Back home, the Town Crier's doing his thing. "News! From! Greece!" he headlines. He announces that although Mark Antony is safe, most of the ships sent to help Caesar were lost at sea, and now Caesar is outnumbered and surrounded: "The forces of the Republic and Senate and of Pompey Magnus confidently expect a decisive victory to follow shortly." Of course, it's easy to forget that, back then, the only way for news to travel from Greece to Rome was for someone to physically carry it, so by the time this is being announced, Pompey's "decisive victory" has already happened. Or, you know, whatever else might have occurred, not to give anything away. But I don't really have a problem with a little timeline-futzing in the interest of making the events seem roughly contemporaneous. However, when I start thinking of how a lot of the other stuff in this episode could have happened in less time than it would have taken Vorenus and Pullo to dehydrate to death, I get a headache.

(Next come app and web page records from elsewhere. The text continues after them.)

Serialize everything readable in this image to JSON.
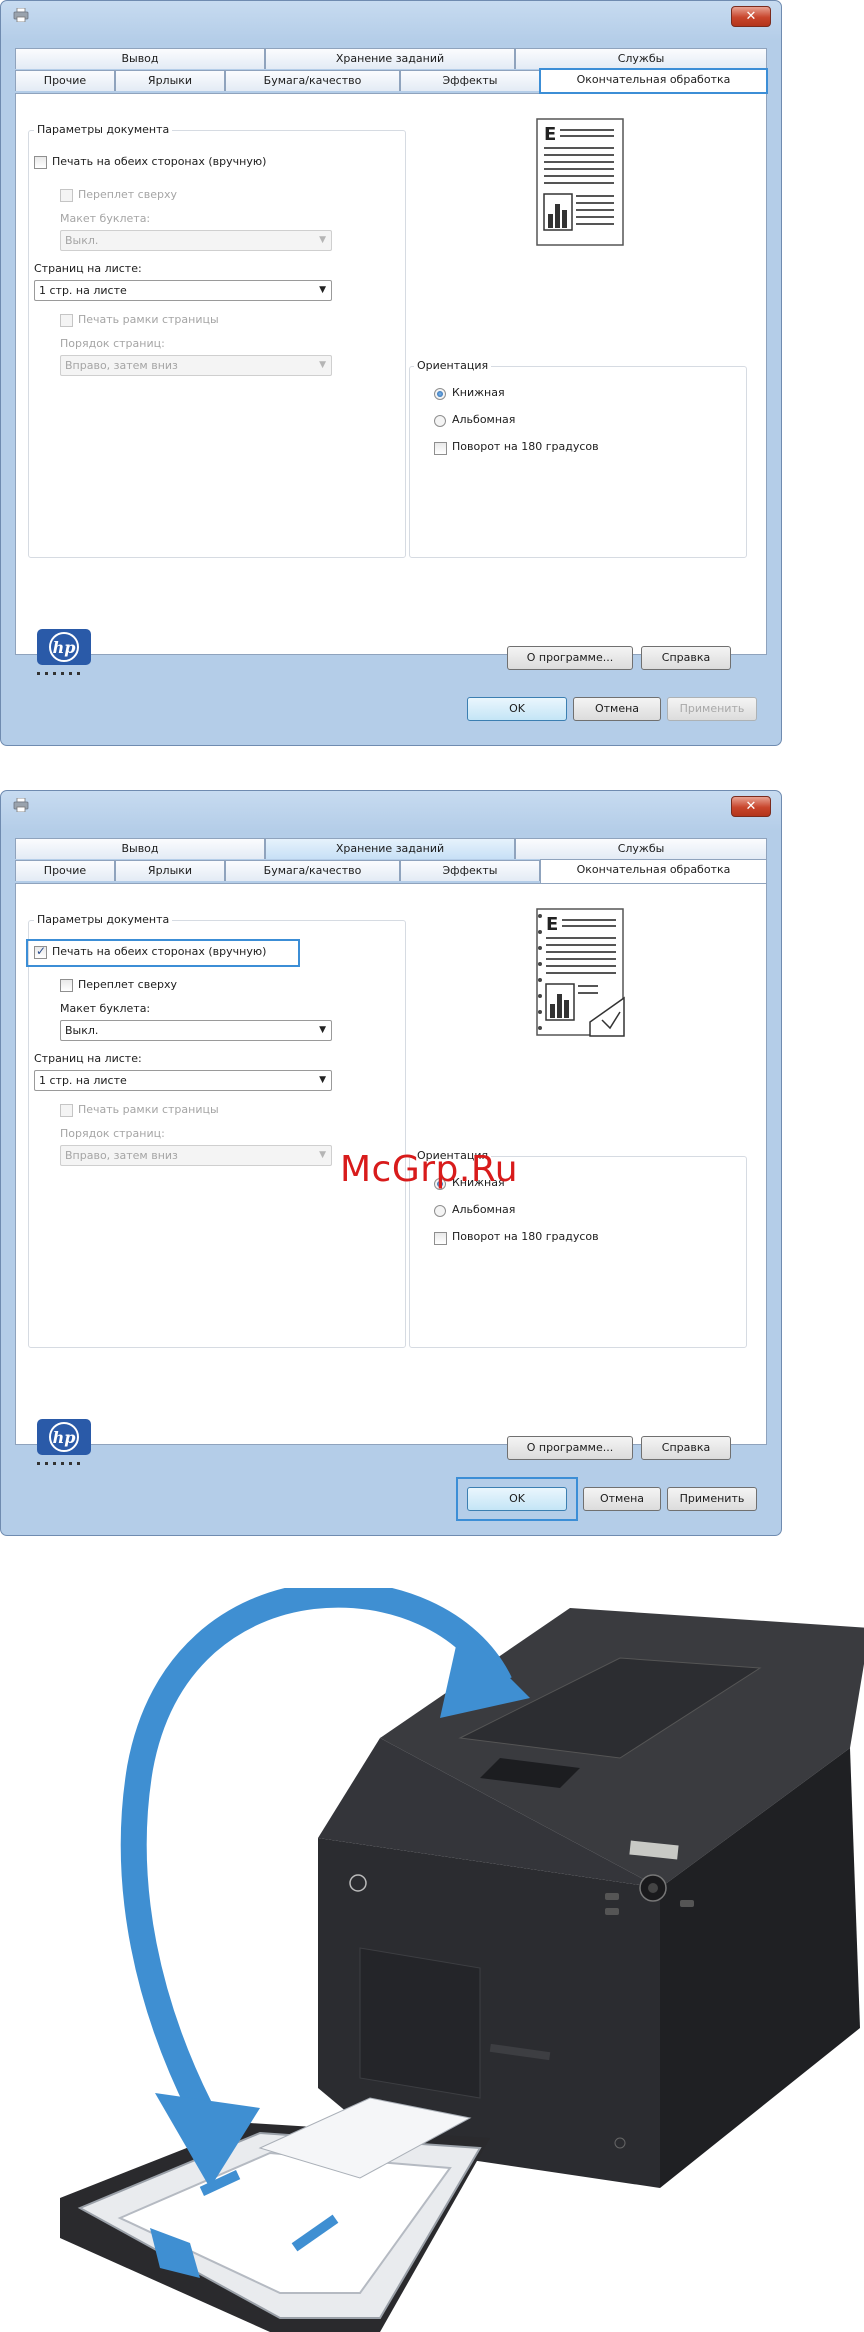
{
  "watermark": "McGrp.Ru",
  "dialog1": {
    "tabs": {
      "top": [
        "Вывод",
        "Хранение заданий",
        "Службы"
      ],
      "bottom": [
        "Прочие",
        "Ярлыки",
        "Бумага/качество",
        "Эффекты",
        "Окончательная обработка"
      ]
    },
    "doc_params": {
      "group_label": "Параметры документа",
      "duplex_label": "Печать на обеих сторонах (вручную)",
      "duplex_checked": false,
      "binding_label": "Переплет сверху",
      "booklet_label": "Макет буклета:",
      "booklet_value": "Выкл.",
      "pages_per_sheet_label": "Страниц на листе:",
      "pages_per_sheet_value": "1 стр. на листе",
      "borders_label": "Печать рамки страницы",
      "page_order_label": "Порядок страниц:",
      "page_order_value": "Вправо, затем вниз"
    },
    "orientation": {
      "group_label": "Ориентация",
      "portrait": "Книжная",
      "landscape": "Альбомная",
      "rotate": "Поворот на 180 градусов"
    },
    "buttons": {
      "about": "О программе...",
      "help": "Справка",
      "ok": "OK",
      "cancel": "Отмена",
      "apply": "Применить"
    }
  },
  "dialog2": {
    "tabs": {
      "top": [
        "Вывод",
        "Хранение заданий",
        "Службы"
      ],
      "bottom": [
        "Прочие",
        "Ярлыки",
        "Бумага/качество",
        "Эффекты",
        "Окончательная обработка"
      ]
    },
    "doc_params": {
      "group_label": "Параметры документа",
      "duplex_label": "Печать на обеих сторонах (вручную)",
      "duplex_checked": true,
      "binding_label": "Переплет сверху",
      "booklet_label": "Макет буклета:",
      "booklet_value": "Выкл.",
      "pages_per_sheet_label": "Страниц на листе:",
      "pages_per_sheet_value": "1 стр. на листе",
      "borders_label": "Печать рамки страницы",
      "page_order_label": "Порядок страниц:",
      "page_order_value": "Вправо, затем вниз"
    },
    "orientation": {
      "group_label": "Ориентация",
      "portrait": "Книжная",
      "landscape": "Альбомная",
      "rotate": "Поворот на 180 градусов"
    },
    "buttons": {
      "about": "О программе...",
      "help": "Справка",
      "ok": "OK",
      "cancel": "Отмена",
      "apply": "Применить"
    }
  },
  "colors": {
    "highlight": "#3c8ed6",
    "arrow": "#3f8fd2",
    "printer": "#2a2b2e"
  }
}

Anyway, Julii Cooper is being carried past the Town Crier in a litter, and she listens to the news with interest. No doubt merely because it affects her directly.

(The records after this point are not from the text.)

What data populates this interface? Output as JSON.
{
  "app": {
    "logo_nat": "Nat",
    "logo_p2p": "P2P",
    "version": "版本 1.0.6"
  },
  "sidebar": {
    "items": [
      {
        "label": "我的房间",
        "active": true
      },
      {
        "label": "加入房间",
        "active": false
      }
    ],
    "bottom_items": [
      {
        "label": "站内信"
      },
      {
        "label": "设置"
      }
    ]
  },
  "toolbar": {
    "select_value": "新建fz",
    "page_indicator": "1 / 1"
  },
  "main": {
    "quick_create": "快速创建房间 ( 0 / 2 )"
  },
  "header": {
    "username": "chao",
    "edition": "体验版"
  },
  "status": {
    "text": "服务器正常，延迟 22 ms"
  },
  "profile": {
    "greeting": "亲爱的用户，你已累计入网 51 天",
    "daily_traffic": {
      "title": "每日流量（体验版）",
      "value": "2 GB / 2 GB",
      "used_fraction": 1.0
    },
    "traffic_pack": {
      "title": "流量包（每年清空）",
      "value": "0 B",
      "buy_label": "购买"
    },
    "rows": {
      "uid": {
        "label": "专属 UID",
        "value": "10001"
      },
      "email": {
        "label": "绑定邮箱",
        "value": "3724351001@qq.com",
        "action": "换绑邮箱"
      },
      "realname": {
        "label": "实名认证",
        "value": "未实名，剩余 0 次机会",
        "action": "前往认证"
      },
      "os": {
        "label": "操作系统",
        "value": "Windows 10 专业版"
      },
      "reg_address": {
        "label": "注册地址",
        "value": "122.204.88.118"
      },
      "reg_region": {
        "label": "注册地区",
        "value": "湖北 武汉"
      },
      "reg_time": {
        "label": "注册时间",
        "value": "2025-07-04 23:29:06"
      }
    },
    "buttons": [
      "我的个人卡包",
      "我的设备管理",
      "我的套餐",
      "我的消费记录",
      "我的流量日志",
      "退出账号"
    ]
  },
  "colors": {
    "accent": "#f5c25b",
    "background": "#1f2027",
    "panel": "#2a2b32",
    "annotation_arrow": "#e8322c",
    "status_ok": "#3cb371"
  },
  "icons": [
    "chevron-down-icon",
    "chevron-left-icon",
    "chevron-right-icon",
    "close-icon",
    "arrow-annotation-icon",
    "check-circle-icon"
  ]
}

Julii Cooper arrives home and finds Octavia feeding a bird on a perch. (The bird's on a perch, I mean, not Octavia.) Julii Cooper bitches at her daughter about the poor protection force that Timon arranged for her. And with Caesar soon to be dead, "[they] may as well be lying naked in the street." Octavia, accustomed by now to her mother's drama-empress ways, doesn't bother looking up from her bird-feeding until Julii Cooper sends her to go ask Servilia for some of her men to beef up security. "Why?" Octavia asks. Julii Cooper explains again about the need for extra manpower, but Octavia means why does she have to be the one to do it. "Well, as if I would go begging to Servilia? I think not." I love her "I'm above it, but you're not" attitude. As does Octavia, except not. Julii Cooper thinks Servilia would never refuse after the lovely gifts she sent. Octavia remembers that visit and looks away, embarrassed. Julii Cooper asks, "Why, what did she say?" What, she didn't already debrief Octavia the minute she walked in the door last time? I think not. Octavia insists that Servilia said nothing. "You're very arrogant, that's all," she says. "Think you can buy her friendship with stud slaves and tortoises?" "And six barrels of ice," Julii Cooper reminds her. In any case, Octavia's not on board. Julii Cooper whines, "You'd rather be gang-raped by slavering proles while your mother's house burns down around you?" Octavia claims to be past caring. She complains about Julii Cooper's attitude constantly changing with Caesar's fortunes and says, "I just want this vile war to be over, one way or the other." Julii Cooper says that the war is over, and that's why Octavia has to go to Servilia. Where do these poor people get their spoilers?